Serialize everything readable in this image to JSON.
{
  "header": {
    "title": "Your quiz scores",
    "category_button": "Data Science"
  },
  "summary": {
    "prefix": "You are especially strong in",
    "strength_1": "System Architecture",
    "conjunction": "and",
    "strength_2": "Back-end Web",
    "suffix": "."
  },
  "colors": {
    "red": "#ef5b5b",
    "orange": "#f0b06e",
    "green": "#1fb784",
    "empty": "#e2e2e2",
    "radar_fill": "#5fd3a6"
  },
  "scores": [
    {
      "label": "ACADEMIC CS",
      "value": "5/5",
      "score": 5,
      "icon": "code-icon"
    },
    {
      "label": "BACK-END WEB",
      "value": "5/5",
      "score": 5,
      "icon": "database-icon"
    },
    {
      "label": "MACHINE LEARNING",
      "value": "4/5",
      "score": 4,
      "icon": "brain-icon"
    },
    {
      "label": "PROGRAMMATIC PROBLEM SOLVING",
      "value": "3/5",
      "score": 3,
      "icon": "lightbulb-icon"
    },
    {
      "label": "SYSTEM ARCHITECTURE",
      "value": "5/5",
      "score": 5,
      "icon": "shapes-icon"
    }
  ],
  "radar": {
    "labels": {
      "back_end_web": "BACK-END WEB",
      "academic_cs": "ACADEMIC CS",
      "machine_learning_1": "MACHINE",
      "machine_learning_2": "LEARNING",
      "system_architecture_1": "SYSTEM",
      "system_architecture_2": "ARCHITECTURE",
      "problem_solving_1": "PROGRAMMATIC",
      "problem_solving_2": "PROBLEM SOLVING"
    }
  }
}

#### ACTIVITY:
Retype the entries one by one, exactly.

#### RESULT OF THE TASK:
Serialize everything readable in this image to JSON.
{
  "header": {
    "title": "Your quiz scores",
    "category_button": "Data Science"
  },
  "summary": {
    "prefix": "You are especially strong in",
    "strength_1": "System Architecture",
    "conjunction": "and",
    "strength_2": "Back-end Web",
    "suffix": "."
  },
  "colors": {
    "red": "#ef5b5b",
    "orange": "#f0b06e",
    "green": "#1fb784",
    "empty": "#e2e2e2",
    "radar_fill": "#5fd3a6"
  },
  "scores": [
    {
      "label": "ACADEMIC CS",
      "value": "5/5",
      "score": 5,
      "icon": "code-icon"
    },
    {
      "label": "BACK-END WEB",
      "value": "5/5",
      "score": 5,
      "icon": "database-icon"
    },
    {
      "label": "MACHINE LEARNING",
      "value": "4/5",
      "score": 4,
      "icon": "brain-icon"
    },
    {
      "label": "PROGRAMMATIC PROBLEM SOLVING",
      "value": "3/5",
      "score": 3,
      "icon": "lightbulb-icon"
    },
    {
      "label": "SYSTEM ARCHITECTURE",
      "value": "5/5",
      "score": 5,
      "icon": "shapes-icon"
    }
  ],
  "radar": {
    "labels": {
      "back_end_web": "BACK-END WEB",
      "academic_cs": "ACADEMIC CS",
      "machine_learning_1": "MACHINE",
      "machine_learning_2": "LEARNING",
      "system_architecture_1": "SYSTEM",
      "system_architecture_2": "ARCHITECTURE",
      "problem_solving_1": "PROGRAMMATIC",
      "problem_solving_2": "PROBLEM SOLVING"
    }
  }
}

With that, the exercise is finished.